[Opening INPUT MATERIAL section]
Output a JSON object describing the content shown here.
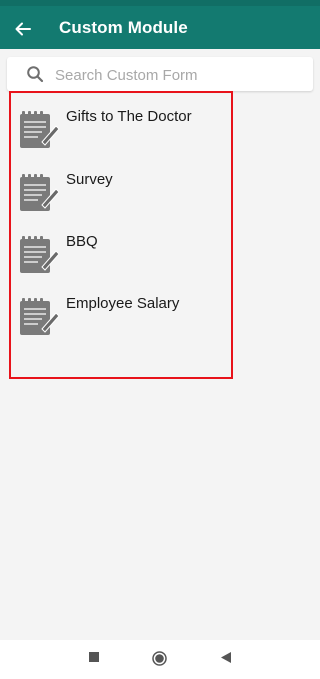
{
  "header": {
    "title": "Custom Module",
    "back_icon": "arrow-left-icon"
  },
  "search": {
    "placeholder": "Search Custom Form",
    "value": "",
    "icon": "search-icon"
  },
  "forms": [
    {
      "label": "Gifts to The Doctor",
      "icon": "form-document-icon"
    },
    {
      "label": "Survey",
      "icon": "form-document-icon"
    },
    {
      "label": "BBQ",
      "icon": "form-document-icon"
    },
    {
      "label": "Employee Salary",
      "icon": "form-document-icon"
    }
  ],
  "navigation": {
    "buttons": [
      "recent-apps-icon",
      "home-icon",
      "back-icon"
    ]
  },
  "colors": {
    "appbar": "#137a70",
    "highlight": "#e8121a",
    "background": "#f4f4f4",
    "icon": "#7a7a7a"
  }
}
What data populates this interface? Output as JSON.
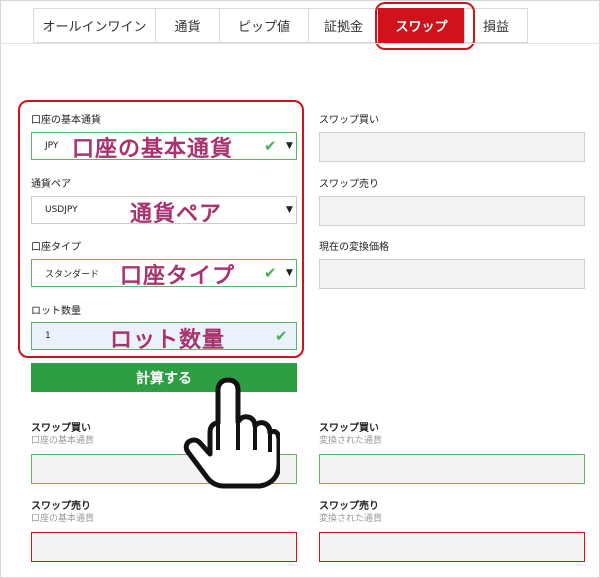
{
  "tabs": [
    {
      "label": "オールインワイン",
      "active": false
    },
    {
      "label": "通貨",
      "active": false
    },
    {
      "label": "ピップ値",
      "active": false
    },
    {
      "label": "証拠金",
      "active": false
    },
    {
      "label": "スワップ",
      "active": true
    },
    {
      "label": "損益",
      "active": false
    }
  ],
  "form": {
    "base_currency": {
      "label": "口座の基本通貨",
      "value": "JPY",
      "annotation": "口座の基本通貨"
    },
    "pair": {
      "label": "通貨ペア",
      "value": "USDJPY",
      "annotation": "通貨ペア"
    },
    "account_type": {
      "label": "口座タイプ",
      "value": "スタンダード",
      "annotation": "口座タイプ"
    },
    "lot": {
      "label": "ロット数量",
      "value": "1",
      "annotation": "ロット数量"
    }
  },
  "right_fields": {
    "swap_buy": "スワップ買い",
    "swap_sell": "スワップ売り",
    "conversion_price": "現在の変換価格"
  },
  "calculate_label": "計算する",
  "results": {
    "swap_buy_base": {
      "label": "スワップ買い",
      "sub": "口座の基本通貨"
    },
    "swap_buy_converted": {
      "label": "スワップ買い",
      "sub": "変換された通貨"
    },
    "swap_sell_base": {
      "label": "スワップ売り",
      "sub": "口座の基本通貨"
    },
    "swap_sell_converted": {
      "label": "スワップ売り",
      "sub": "変換された通貨"
    }
  },
  "colors": {
    "accent_red": "#d0121b",
    "button_green": "#2e9e44",
    "annotation_purple": "#a8336f"
  }
}
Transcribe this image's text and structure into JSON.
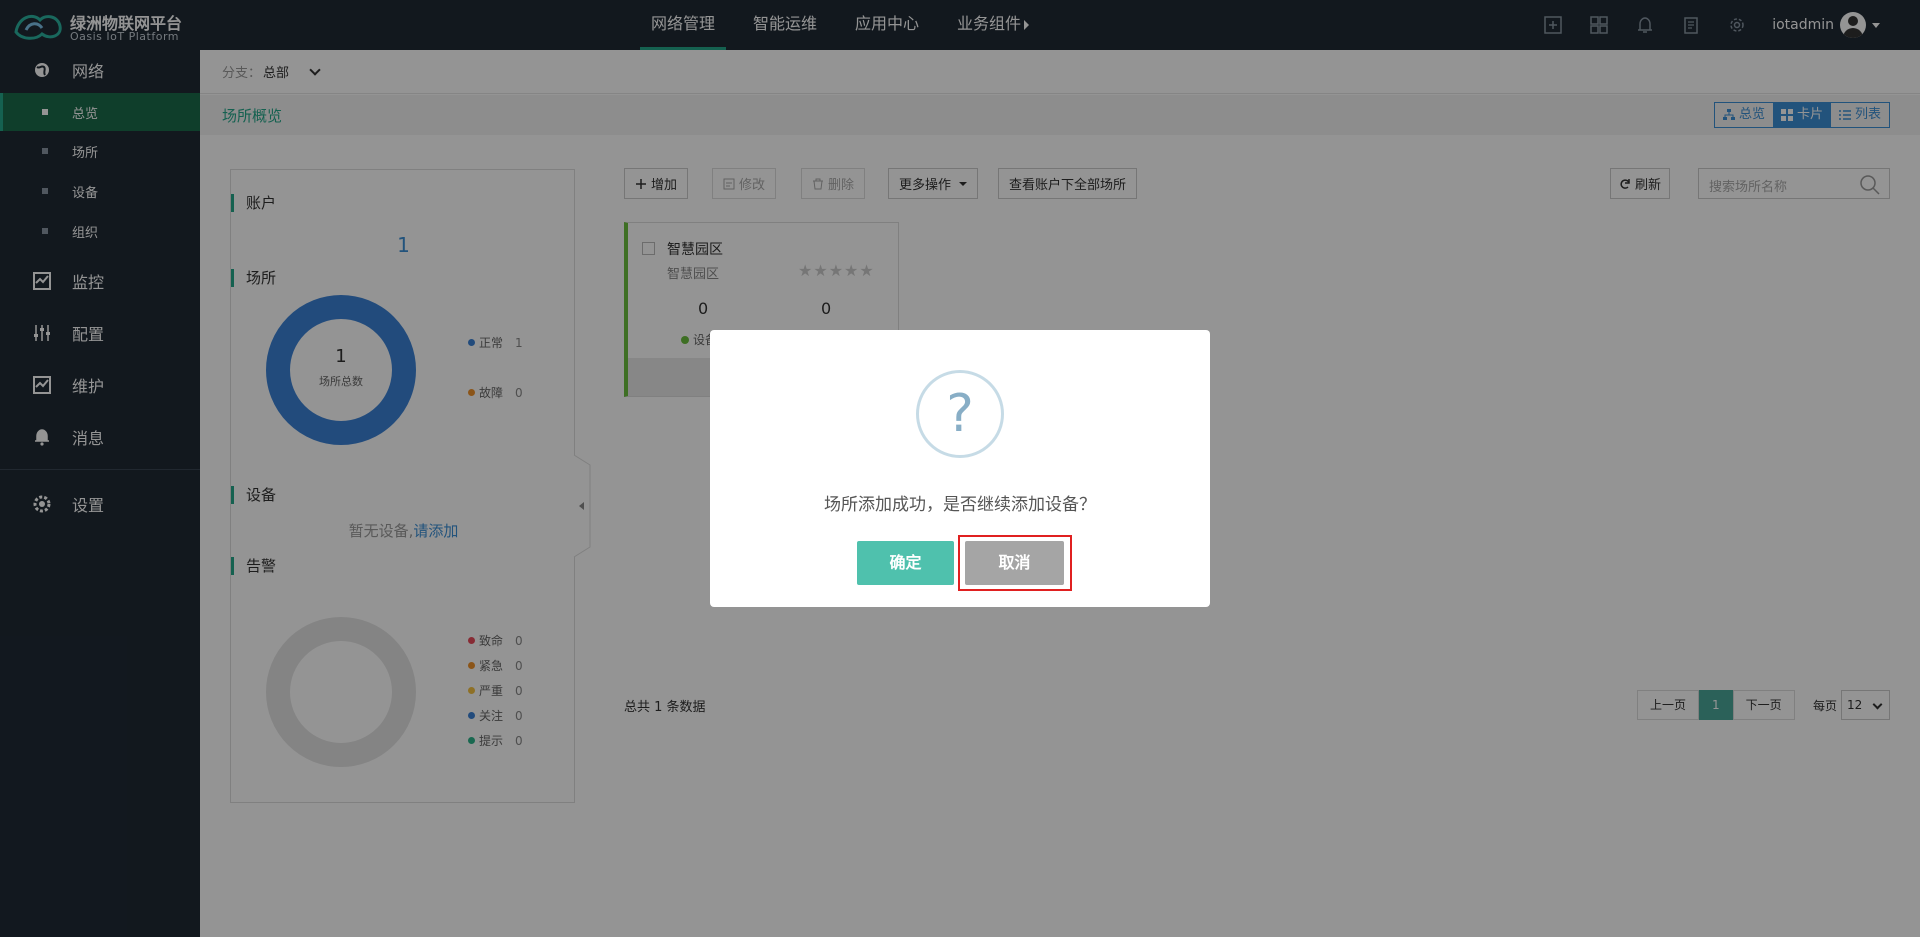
{
  "topbar": {
    "logo_name": "绿洲物联网平台",
    "logo_sub": "Oasis IoT Platform",
    "nav": [
      "网络管理",
      "智能运维",
      "应用中心",
      "业务组件"
    ],
    "active_nav": "网络管理",
    "username": "iotadmin"
  },
  "sidebar": {
    "groups": {
      "network": "网络",
      "monitor": "监控",
      "config": "配置",
      "maintain": "维护",
      "message": "消息",
      "settings": "设置"
    },
    "subitems": [
      "总览",
      "场所",
      "设备",
      "组织"
    ],
    "active_sub": "总览"
  },
  "branch": {
    "label": "分支：",
    "value": "总部"
  },
  "title": "场所概览",
  "view_tabs": [
    "总览",
    "卡片",
    "列表"
  ],
  "active_view": "卡片",
  "panel": {
    "account_title": "账户",
    "account_count": "1",
    "site_title": "场所",
    "site_total": "1",
    "site_total_label": "场所总数",
    "site_legend": [
      {
        "label": "正常",
        "value": "1",
        "color": "#3b82d6"
      },
      {
        "label": "故障",
        "value": "0",
        "color": "#f0932b"
      }
    ],
    "device_title": "设备",
    "device_empty": "暂无设备,",
    "device_add_link": "请添加",
    "alarm_title": "告警",
    "alarm_legend": [
      {
        "label": "致命",
        "value": "0",
        "color": "#e94b5b"
      },
      {
        "label": "紧急",
        "value": "0",
        "color": "#f0932b"
      },
      {
        "label": "严重",
        "value": "0",
        "color": "#f5c242"
      },
      {
        "label": "关注",
        "value": "0",
        "color": "#3b82d6"
      },
      {
        "label": "提示",
        "value": "0",
        "color": "#2bb38a"
      }
    ]
  },
  "toolbar": {
    "add": "增加",
    "edit": "修改",
    "delete": "删除",
    "more": "更多操作",
    "view_all": "查看账户下全部场所",
    "refresh": "刷新",
    "search_placeholder": "搜索场所名称"
  },
  "card": {
    "name": "智慧园区",
    "subname": "智慧园区",
    "stat1": "0",
    "stat2": "0",
    "device_label": "设备"
  },
  "footer": {
    "total": "总共 1 条数据",
    "prev": "上一页",
    "page": "1",
    "next": "下一页",
    "per_page_label": "每页",
    "per_page_value": "12"
  },
  "modal": {
    "icon": "?",
    "message": "场所添加成功，是否继续添加设备？",
    "ok": "确定",
    "cancel": "取消"
  }
}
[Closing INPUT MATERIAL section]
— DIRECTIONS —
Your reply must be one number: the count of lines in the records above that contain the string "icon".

— SOLUTION TO THE EXERCISE —
11